"Well, dear, well! half a mile is a figure of speech. That's a way we have in Ireland—we figure of speech everything; it's much more graphic. Now, to go on. I was running up the stairs with my candle, and the wind rushing after me like mad, and the Castle rocking as if it were in an agony, when—— What do you think happened?""Please wait one moment, Mrs. Freeman.""Why did you speak so sharply to her, Olive?" exclaimed Dorothy. "After all, her curiosity is but natural—I must even own that I share it myself."
Ruth and Olive slept in the back part of the room. They had a cubicle each, of course, but they had not Dorothy's taste, and their little bedrooms had a dowdy effect beside hers.
After a little pause, during which neither mistress nor pupil spoke, the pupil raised her head.
She was not a specially clever girl, nevertheless she was now, in virtue of her seniority, and a certain painstaking determination, which made her capable of mastering her studies, at the head of the school.
"I believe I am more frightened than hurt," said Miss Percival, struggling to sit up, and smiling at Mrs. Freeman, "I'm so awfully sorry that I've lost my[Pg 51] nerve. Where am I? what has happened? I only remember Caspar turning right round and looking at me, and some people shouting, and then the carriage went over, and I cannot recall anything more. But I don't think—no—I am sure I am not seriously hurt."

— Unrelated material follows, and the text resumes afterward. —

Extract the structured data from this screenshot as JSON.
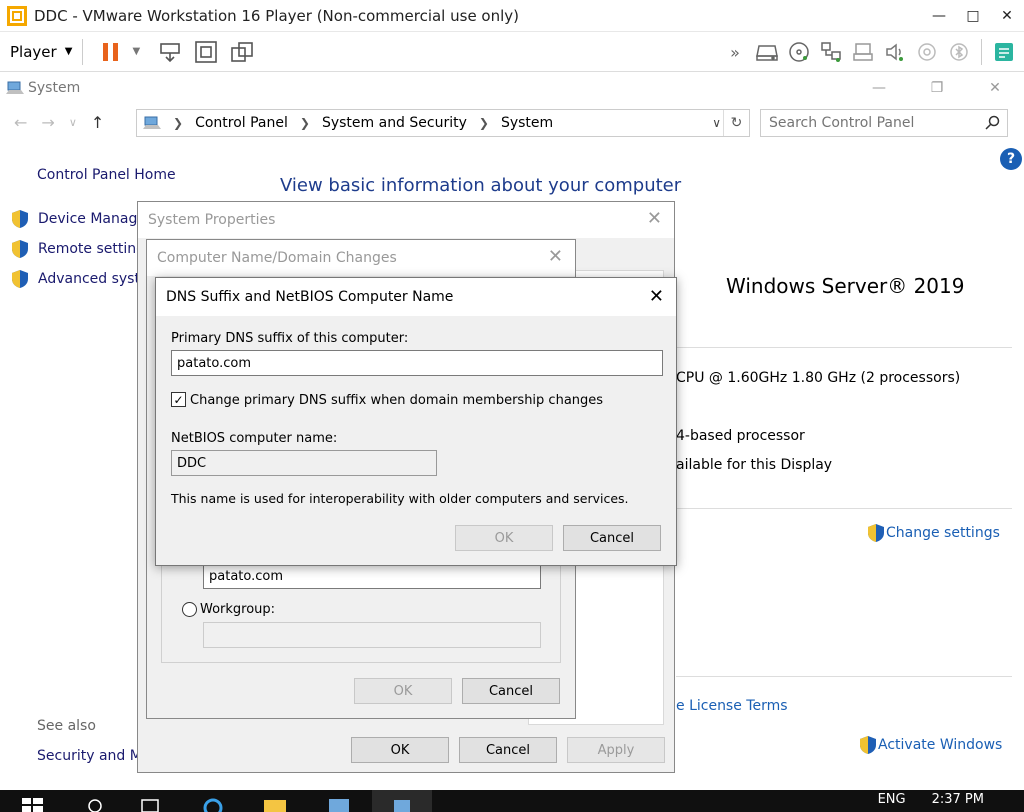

While Janet was speaking, Dorothy, who had refused to seat herself in the armchair assigned to her, and whose clear, bright blue eyes were roving eagerly all over the beautiful summer landscape, exclaimed in an eager voice: